Since Cyclone Nargis struck last week, her five children have had only bananas and coconut.
"We have nothing," she says, nodding towards her starving children. "They are getting weak, and I fear they will fall sick and die."
She has heard the reports of how her leaders - military generals who run one of the most controlled and isolated nations on the planet - will not let in foreign aid workers to help distribute food.
"I am angry with the Government," Dowla Shwe says. "If they can't help, why not allow foreigners to come and help us?"
Yesterday came news the United Nations would resume aid deliveries which had been suspended after a tussle with the junta.
But across Burma's ruined Irrawaddy delta, suffering, frustration and fear continue. Countless thousands are without food or fresh water or shelter - and, increasingly, without hope.
Some children in rags beg by the road, waiting for deliveries of supplies that never come.
Others try to catch fish and crabs in muddy canals, surrounded by the bloated bodies of the dead, decomposing in the burning tropical sun. The smell is terrible.
U Pandita, a 24-year-old Buddhist monk, said: "All the villages have been wiped out. I saw at least 600 bodies. I myself lost 21 family members ... I feel so sad."
The delta is ground zero for Cyclone Nargis, which slammed ashore last Saturday, wiping out entire villages in virtually the blink of an eye.

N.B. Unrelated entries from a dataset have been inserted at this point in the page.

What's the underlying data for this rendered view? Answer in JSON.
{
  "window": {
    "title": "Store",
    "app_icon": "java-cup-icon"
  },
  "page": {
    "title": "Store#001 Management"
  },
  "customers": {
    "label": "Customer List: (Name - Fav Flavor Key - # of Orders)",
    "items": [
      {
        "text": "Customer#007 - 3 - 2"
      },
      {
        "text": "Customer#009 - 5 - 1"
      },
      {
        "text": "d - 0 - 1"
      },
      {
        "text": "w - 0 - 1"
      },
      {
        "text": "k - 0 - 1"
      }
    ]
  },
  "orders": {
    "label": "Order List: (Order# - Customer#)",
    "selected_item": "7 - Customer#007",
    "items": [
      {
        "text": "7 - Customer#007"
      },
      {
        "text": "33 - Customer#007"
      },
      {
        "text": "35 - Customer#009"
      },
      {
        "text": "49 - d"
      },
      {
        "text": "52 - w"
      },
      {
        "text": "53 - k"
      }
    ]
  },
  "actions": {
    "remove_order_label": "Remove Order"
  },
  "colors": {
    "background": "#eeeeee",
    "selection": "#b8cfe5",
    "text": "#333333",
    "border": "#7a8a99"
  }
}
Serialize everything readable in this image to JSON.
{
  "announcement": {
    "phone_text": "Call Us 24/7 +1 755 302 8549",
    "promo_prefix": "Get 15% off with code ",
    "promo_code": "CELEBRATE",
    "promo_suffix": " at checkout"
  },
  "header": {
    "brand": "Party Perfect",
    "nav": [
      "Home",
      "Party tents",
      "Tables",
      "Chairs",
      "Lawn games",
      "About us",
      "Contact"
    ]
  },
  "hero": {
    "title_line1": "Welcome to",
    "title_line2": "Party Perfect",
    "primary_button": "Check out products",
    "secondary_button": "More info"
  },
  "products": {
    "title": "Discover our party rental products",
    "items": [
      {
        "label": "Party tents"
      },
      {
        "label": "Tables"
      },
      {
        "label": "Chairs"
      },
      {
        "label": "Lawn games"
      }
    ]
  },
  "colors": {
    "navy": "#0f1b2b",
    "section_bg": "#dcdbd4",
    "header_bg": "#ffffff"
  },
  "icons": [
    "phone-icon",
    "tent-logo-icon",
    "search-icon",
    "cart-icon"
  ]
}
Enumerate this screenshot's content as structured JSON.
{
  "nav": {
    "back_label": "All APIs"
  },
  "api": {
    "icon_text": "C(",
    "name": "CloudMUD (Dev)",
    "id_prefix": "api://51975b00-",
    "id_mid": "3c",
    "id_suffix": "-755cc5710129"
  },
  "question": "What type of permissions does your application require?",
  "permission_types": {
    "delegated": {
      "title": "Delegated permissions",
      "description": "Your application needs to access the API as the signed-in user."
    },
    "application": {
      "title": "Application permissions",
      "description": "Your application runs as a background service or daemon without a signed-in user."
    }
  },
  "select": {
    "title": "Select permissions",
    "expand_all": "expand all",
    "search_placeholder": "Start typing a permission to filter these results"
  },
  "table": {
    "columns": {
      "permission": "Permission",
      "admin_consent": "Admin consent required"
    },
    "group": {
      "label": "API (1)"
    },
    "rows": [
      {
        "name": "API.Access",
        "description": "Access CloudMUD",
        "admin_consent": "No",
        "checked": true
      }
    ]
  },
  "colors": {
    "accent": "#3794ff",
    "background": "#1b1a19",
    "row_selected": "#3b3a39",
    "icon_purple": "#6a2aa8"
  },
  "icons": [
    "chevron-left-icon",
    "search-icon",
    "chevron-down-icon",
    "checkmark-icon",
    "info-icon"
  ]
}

The survivors may have first felt they were the lucky ones, escaping the toll of 65,000 who are dead or missing. But now they face a second tragedy - fighting hunger and disease.
© 2008 The Sydney Morning Herald